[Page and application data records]
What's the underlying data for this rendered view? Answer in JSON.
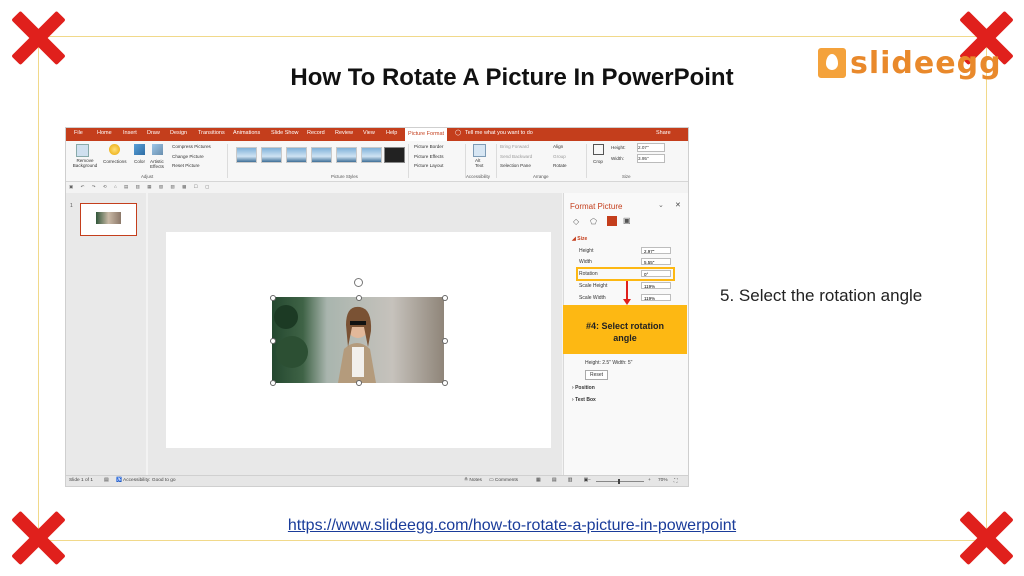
{
  "slide": {
    "title": "How To Rotate A Picture In PowerPoint",
    "logo_text": "slideegg",
    "step_text": "5. Select the rotation angle",
    "link_text": "https://www.slideegg.com/how-to-rotate-a-picture-in-powerpoint"
  },
  "colors": {
    "ppt_accent": "#c43e1c",
    "callout": "#fdb813",
    "xmark": "#e0201c",
    "logo": "#e9892b",
    "link": "#1a3c9a"
  },
  "ppt": {
    "menu": [
      "File",
      "Home",
      "Insert",
      "Draw",
      "Design",
      "Transitions",
      "Animations",
      "Slide Show",
      "Record",
      "Review",
      "View",
      "Help"
    ],
    "menu_active": "Picture Format",
    "tell_me": "Tell me what you want to do",
    "share": "Share",
    "ribbon": {
      "remove_bg": "Remove Background",
      "corrections": "Corrections",
      "color": "Color",
      "artistic": "Artistic Effects",
      "compress": "Compress Pictures",
      "change": "Change Picture",
      "reset": "Reset Picture",
      "adjust_group": "Adjust",
      "styles_group": "Picture Styles",
      "border": "Picture Border",
      "effects": "Picture Effects",
      "layout": "Picture Layout",
      "alt_text": "Alt Text",
      "accessibility_group": "Accessibility",
      "bring_forward": "Bring Forward",
      "send_backward": "Send Backward",
      "selection_pane": "Selection Pane",
      "align": "Align",
      "group": "Group",
      "rotate": "Rotate",
      "arrange_group": "Arrange",
      "crop": "Crop",
      "height_label": "Height:",
      "height_value": "2.07\"",
      "width_label": "Width:",
      "width_value": "3.95\"",
      "size_group": "Size"
    },
    "slide_number": "1",
    "pane": {
      "title": "Format Picture",
      "size_section": "Size",
      "height_label": "Height",
      "height_value": "2.97\"",
      "width_label": "Width",
      "width_value": "5.55\"",
      "rotation_label": "Rotation",
      "rotation_value": "0°",
      "scale_height_label": "Scale Height",
      "scale_height_value": "119%",
      "scale_width_label": "Scale Width",
      "scale_width_value": "119%",
      "callout_line1": "#4: Select rotation",
      "callout_line2": "angle",
      "original_size": "Height: 2.5\"   Width: 5\"",
      "reset": "Reset",
      "position": "Position",
      "text_box": "Text Box"
    },
    "status": {
      "slide": "Slide 1 of 1",
      "accessibility": "Accessibility: Good to go",
      "notes": "Notes",
      "comments": "Comments",
      "zoom": "70%"
    }
  }
}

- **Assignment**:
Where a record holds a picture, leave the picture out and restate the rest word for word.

- **Reply to the task**:
What's the underlying data for this rendered view? Answer in JSON.
{
  "slide": {
    "title": "How To Rotate A Picture In PowerPoint",
    "logo_text": "slideegg",
    "step_text": "5. Select the rotation angle",
    "link_text": "https://www.slideegg.com/how-to-rotate-a-picture-in-powerpoint"
  },
  "colors": {
    "ppt_accent": "#c43e1c",
    "callout": "#fdb813",
    "xmark": "#e0201c",
    "logo": "#e9892b",
    "link": "#1a3c9a"
  },
  "ppt": {
    "menu": [
      "File",
      "Home",
      "Insert",
      "Draw",
      "Design",
      "Transitions",
      "Animations",
      "Slide Show",
      "Record",
      "Review",
      "View",
      "Help"
    ],
    "menu_active": "Picture Format",
    "tell_me": "Tell me what you want to do",
    "share": "Share",
    "ribbon": {
      "remove_bg": "Remove Background",
      "corrections": "Corrections",
      "color": "Color",
      "artistic": "Artistic Effects",
      "compress": "Compress Pictures",
      "change": "Change Picture",
      "reset": "Reset Picture",
      "adjust_group": "Adjust",
      "styles_group": "Picture Styles",
      "border": "Picture Border",
      "effects": "Picture Effects",
      "layout": "Picture Layout",
      "alt_text": "Alt Text",
      "accessibility_group": "Accessibility",
      "bring_forward": "Bring Forward",
      "send_backward": "Send Backward",
      "selection_pane": "Selection Pane",
      "align": "Align",
      "group": "Group",
      "rotate": "Rotate",
      "arrange_group": "Arrange",
      "crop": "Crop",
      "height_label": "Height:",
      "height_value": "2.07\"",
      "width_label": "Width:",
      "width_value": "3.95\"",
      "size_group": "Size"
    },
    "slide_number": "1",
    "pane": {
      "title": "Format Picture",
      "size_section": "Size",
      "height_label": "Height",
      "height_value": "2.97\"",
      "width_label": "Width",
      "width_value": "5.55\"",
      "rotation_label": "Rotation",
      "rotation_value": "0°",
      "scale_height_label": "Scale Height",
      "scale_height_value": "119%",
      "scale_width_label": "Scale Width",
      "scale_width_value": "119%",
      "callout_line1": "#4: Select rotation",
      "callout_line2": "angle",
      "original_size": "Height: 2.5\"   Width: 5\"",
      "reset": "Reset",
      "position": "Position",
      "text_box": "Text Box"
    },
    "status": {
      "slide": "Slide 1 of 1",
      "accessibility": "Accessibility: Good to go",
      "notes": "Notes",
      "comments": "Comments",
      "zoom": "70%"
    }
  }
}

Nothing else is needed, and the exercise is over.